By Bob Robb
I remember when the first split-limb bows appeared back in the 1980s — before the technology was refined. Archers weren’t impressed, and the design fell away for a decade.
Today, split-limb bows are back in a big way. Still, questions remain: Why do we need split-limb bows? And, are they as strong, reliable and accurate as solid-limb bows?
In the old days, solid-limb designs sometimes cracked after repeated flexing. This problem was a result of how they were made.
Generally, limbs are fabricated of a laminated material which is stronger along the length of the limb than across it. For greatest flexing strength, the limb is made up of incremental strips which run the length of the limb from its point of attachment at the riser to the end receiving the pulley axle. Adjacent strips are typically held together with adhesives, and the limb is covered by a reinforcing laminate.
The strips at the outer edges of the limb run the entire length of the limb and directly receive the flexing stress when the bow is drawn.
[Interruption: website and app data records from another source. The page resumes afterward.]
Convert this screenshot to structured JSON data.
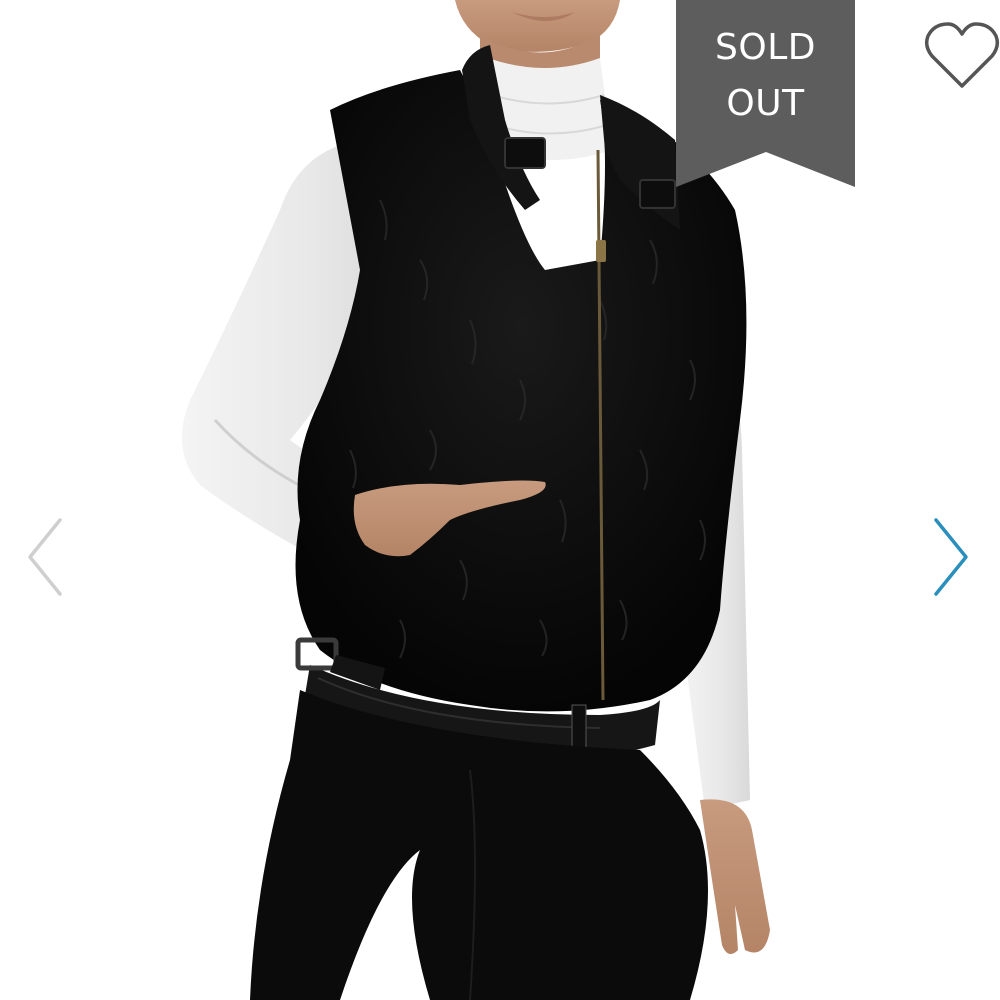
{
  "badge": {
    "line1": "SOLD",
    "line2": "OUT",
    "color": "#5d5d5d"
  },
  "icons": {
    "favorite": "heart-outline-icon",
    "previous": "chevron-left-icon",
    "next": "chevron-right-icon"
  },
  "colors": {
    "next_arrow": "#2a8fbd",
    "prev_arrow": "#cfcfcf",
    "heart_outline": "#555555"
  }
}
However, strips located in the middle of the limb terminate somewhere along the limb crotch. These interior strips do not directly receive the flexing force and have a tendency to resist flexing as the bow is drawn. Only the interstrip cohesive forces transfer stress to the interior strips from the outer strips.
Since the interfiber cohesive forces are not as strong as the strips themselves, the interior strips do not receive as much longitudinal stress as the outer strips. As a result, the limb has a tendency to develop significant transverse tensional stresses, which concentrate at the area where the crotch is deepest. After repeated flexing, the concentrated transverse tensional stresses eventually tend to overcome the cohesive forces and cause separation of adjacent strips. A crack can develop near the end of the crotch.
Another problem experienced by conventional compound bows is the torsional stress exerted on the bow limb by the pulleys. The stress can cause the bow limbs to be pulled out of vertical alignment with the riser and each other. If the bow limbs are not properly aligned, the bow will not shoot straight.
Prior methods for preventing the limb from splitting included applying a reinforcing patch near the bottom of the crotch, installing a bolt or rivet beneath the crotch, and using a harness yoke for the dead-end connection of the bus cables attached to the bow pulleys to achieve uniform stress distribution across the limb.
However, none of these methods completely eliminates the potential cracking of bow limbs. In addition, the use of reinforcing bolts or patches increases the weight of the bow limb and reduces the bow limb acceleration.
Inception of the Split
The first patent for a split-limb compound bow (Caldwell U.S. Pat. No. 4,350,138) was issued to Joseph M. Caldwell in 1980 and disclosed a forked bow limb that was split axially for a substantial portion of the length of the limb.
The split divided the limb into two portions held together by means such as a bracket at a point inboard of the crotch. When the bow is drawn, the limb portions flex together essentially as though the limb were unsplit along its length. The bracket, however, interferes with the flexing of the limb along its entire length. Also, the bow limb members are not separate and independent and thus remain subject to splitting.
As time went on other innovators continued to explore the potential of split limbs, and on March 3, 1998, patent number 5,722,380 was issued to Spencer Land and Clint Pierce of High Country Archery. These designs became the basis of modern split-limb technology.
Split for Strength
Fast forward to today. Controlled stress tests on bow limbs show that some solid limbs can begin to fail after about 25 dry fires. Most often, they start to crack where the V-groove is where the cam is mounted. Cracks sometimes also occur where the limb mounts to the riser.
For comparison, Hoyt (a company that offers an array of split-limb compound bows) has engineered a patented ¾-inch Split Limb Technology to survive an amazing 1,000 dry fires at 80 pounds draw weight and 30-inch draw length. The design also eliminates the V-groove and limb bolt groove or hole where failure most often occurs on traditional solid limbs.
Does all this mean that solid limb bows are on their way to the scrap heap?
Of course not. Modern solid-limb compounds are more reliable, fast and accurate than ever before. What it does show is that modern split-limb bows are extremely tough, durable, fast and accurate, too.
Bob Robb is a professional outdoor writer and accomplished whitetail bow-hunter from Arizona.